Professor R Hugh MacDougall: None Eriska Belief, Cunningham Belief, Cross Trust, St Columba’s Hospice, Visiting Professor University of Edinburgh
Joe Al-Gharabally: Ernst & Younger
Anthony McGrath: (from 1 April 2015 to 31 December 2015) Saltire Taverns Ltd, Session and mentoring task with Cantrell & Cochrane PLC. This includes sitting on the industrial Board of a subsidiary referred to as The Shepton Mallet Cider Mill based mostly in Somerset.
Col. David McIlroy: (from 1 January 2016) Impartial Prison Monitor
Eric McQueen: Member of the Scottish Civil Justice Council
In August this 12 months, DOI reported on the shareholdings of members of the identical SCTS Board, in an article right here: Still BANKING, M’LORDS: Judicial quango in command of Scotland’s Courts & Tribunals stays mired in monetary hyperlinks to Banks, funding funds, insurance coverage, property & corporate vested pursuits
The present Scottish Courts and Tribunals Service Board Register of Shareholdings reveals the following declarations of shareholdings: Lord President – Rt Hon Lord Carloway: None
Lord Justice Clerk – Rt Hon Lady Dorrian: None
President of Scottish Tribunals – Rt Hon Lady Smith: Artemis Fund Managers, Barclays, Blackrock AM, Brown Advisory, Goldman Sachs, World Entry, Henderson Investment, Ishares PLC, JP Morgan, Lazard Fund Managers, Pimco World, Vanguard Funds PLC, Fundrock Management CO Gsquaretrix.
Sheriff Principal Duncan L Murray: None
Sheriff Iona McDonald: None
Sheriff A Grant McCulloch: None
Johan Findlay OBE JP: Aviva, Vodaphone, Santander, Unilever, Norwich Union, Legal & Common, Fidelity Funds Community, Lloyds Banking Group, Thus Group, HBOS, Trafficmaster, Commonplace Life.
Dr Joseph Morrow QC: None

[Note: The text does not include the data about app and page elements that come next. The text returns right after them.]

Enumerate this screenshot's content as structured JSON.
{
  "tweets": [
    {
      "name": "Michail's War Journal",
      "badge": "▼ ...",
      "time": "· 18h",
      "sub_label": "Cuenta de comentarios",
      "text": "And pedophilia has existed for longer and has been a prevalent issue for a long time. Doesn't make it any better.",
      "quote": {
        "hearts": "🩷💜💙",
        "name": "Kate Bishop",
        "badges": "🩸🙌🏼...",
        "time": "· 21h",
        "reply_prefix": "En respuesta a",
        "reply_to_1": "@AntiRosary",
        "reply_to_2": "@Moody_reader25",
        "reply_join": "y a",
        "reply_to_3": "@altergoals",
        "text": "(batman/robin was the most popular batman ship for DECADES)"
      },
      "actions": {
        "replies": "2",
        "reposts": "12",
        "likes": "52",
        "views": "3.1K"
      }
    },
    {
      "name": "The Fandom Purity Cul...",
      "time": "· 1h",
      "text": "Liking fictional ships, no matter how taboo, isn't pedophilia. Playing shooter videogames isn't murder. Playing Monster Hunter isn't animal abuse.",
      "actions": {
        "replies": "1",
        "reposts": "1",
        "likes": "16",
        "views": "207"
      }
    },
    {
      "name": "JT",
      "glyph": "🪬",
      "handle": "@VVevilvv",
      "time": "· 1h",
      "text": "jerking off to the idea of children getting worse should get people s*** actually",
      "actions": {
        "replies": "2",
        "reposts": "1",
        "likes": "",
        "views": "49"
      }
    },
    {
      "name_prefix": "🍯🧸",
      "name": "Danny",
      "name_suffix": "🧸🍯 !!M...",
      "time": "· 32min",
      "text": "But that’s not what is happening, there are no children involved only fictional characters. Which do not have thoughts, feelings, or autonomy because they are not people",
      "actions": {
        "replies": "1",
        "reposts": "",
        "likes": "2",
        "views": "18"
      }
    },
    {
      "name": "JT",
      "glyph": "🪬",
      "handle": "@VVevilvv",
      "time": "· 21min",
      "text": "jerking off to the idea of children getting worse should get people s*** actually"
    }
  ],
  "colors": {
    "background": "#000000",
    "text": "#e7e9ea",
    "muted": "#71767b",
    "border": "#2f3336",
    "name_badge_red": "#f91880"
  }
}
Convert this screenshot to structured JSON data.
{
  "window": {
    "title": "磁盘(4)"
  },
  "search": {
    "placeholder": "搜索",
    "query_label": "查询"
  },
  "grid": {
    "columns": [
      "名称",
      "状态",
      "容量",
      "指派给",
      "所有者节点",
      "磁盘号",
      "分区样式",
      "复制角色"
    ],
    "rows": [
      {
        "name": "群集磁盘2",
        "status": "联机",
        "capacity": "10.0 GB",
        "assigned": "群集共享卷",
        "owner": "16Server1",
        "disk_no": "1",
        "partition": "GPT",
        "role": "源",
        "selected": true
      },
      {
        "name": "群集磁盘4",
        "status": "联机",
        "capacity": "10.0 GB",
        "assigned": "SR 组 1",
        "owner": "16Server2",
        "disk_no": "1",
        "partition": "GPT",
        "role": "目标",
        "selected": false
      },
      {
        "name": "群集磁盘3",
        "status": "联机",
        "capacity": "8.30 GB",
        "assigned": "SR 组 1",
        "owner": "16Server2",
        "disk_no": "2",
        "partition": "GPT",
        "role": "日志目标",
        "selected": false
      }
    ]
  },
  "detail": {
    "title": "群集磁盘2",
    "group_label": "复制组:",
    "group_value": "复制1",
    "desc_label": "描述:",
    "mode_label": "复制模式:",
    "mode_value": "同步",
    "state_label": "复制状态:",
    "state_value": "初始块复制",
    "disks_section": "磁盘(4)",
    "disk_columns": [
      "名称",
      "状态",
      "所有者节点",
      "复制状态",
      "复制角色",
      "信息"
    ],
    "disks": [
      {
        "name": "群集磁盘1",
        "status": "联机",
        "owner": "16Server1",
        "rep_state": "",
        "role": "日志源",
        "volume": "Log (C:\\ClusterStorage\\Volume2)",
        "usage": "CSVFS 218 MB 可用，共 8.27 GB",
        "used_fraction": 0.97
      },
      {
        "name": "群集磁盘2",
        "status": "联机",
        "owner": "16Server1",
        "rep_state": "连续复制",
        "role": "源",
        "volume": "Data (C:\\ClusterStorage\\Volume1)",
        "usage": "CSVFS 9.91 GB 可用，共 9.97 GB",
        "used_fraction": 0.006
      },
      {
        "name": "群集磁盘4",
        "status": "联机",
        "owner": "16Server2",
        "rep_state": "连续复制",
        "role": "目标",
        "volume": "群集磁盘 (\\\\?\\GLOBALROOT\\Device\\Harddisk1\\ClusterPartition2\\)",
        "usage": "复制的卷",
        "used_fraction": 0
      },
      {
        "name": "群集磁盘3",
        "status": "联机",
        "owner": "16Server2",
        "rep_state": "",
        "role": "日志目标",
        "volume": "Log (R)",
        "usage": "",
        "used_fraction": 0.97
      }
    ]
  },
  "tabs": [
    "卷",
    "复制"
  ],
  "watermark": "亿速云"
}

Lord President – Rt Hon Lord Gill (notice: Lord Gill retired on 31 Might 2015 and was succeed by Lord Carloway). :Henderson UK Growth Fund Retail Class Acc, Newton Global Fairness Fund, Aviva Traders UK Fairness Fund, Scottish Widows UK Progress Sub-Fund, HSBC Balanced Fund (Retail Acc), Royal Mail Plc, TSB Group Plc, City and Civil Plc, Vestry Courtroom Ltd.
In an effort to deliver greater transparency to Scotland’s judiciary – Petition PE1458: Register of Interests for members of Scotland’s judiciary – first debated at Holyrood’s Public Petitions Committee in January 2013 – calls for the creation of a publicly obtainable register of judicial pursuits – containing data on judges’ backgrounds, figures referring to personal wealth, undeclared earnings, business & family connections inside & outside of the legal profession, membership of organisations, property and land, offshore investments, hospitality, particulars on recusals and different info routinely lodged in registers of curiosity across all walks of public life within the UK and around the globe. A full debate within the Scottish Parliament’s predominant chamber was held on the Scottish Parliament on 9 October 2014 – ending in a movement calling on the Scottish Authorities to create a register of judicial pursuits. The motion was overwhelmingly supported by MSPs from all political parties.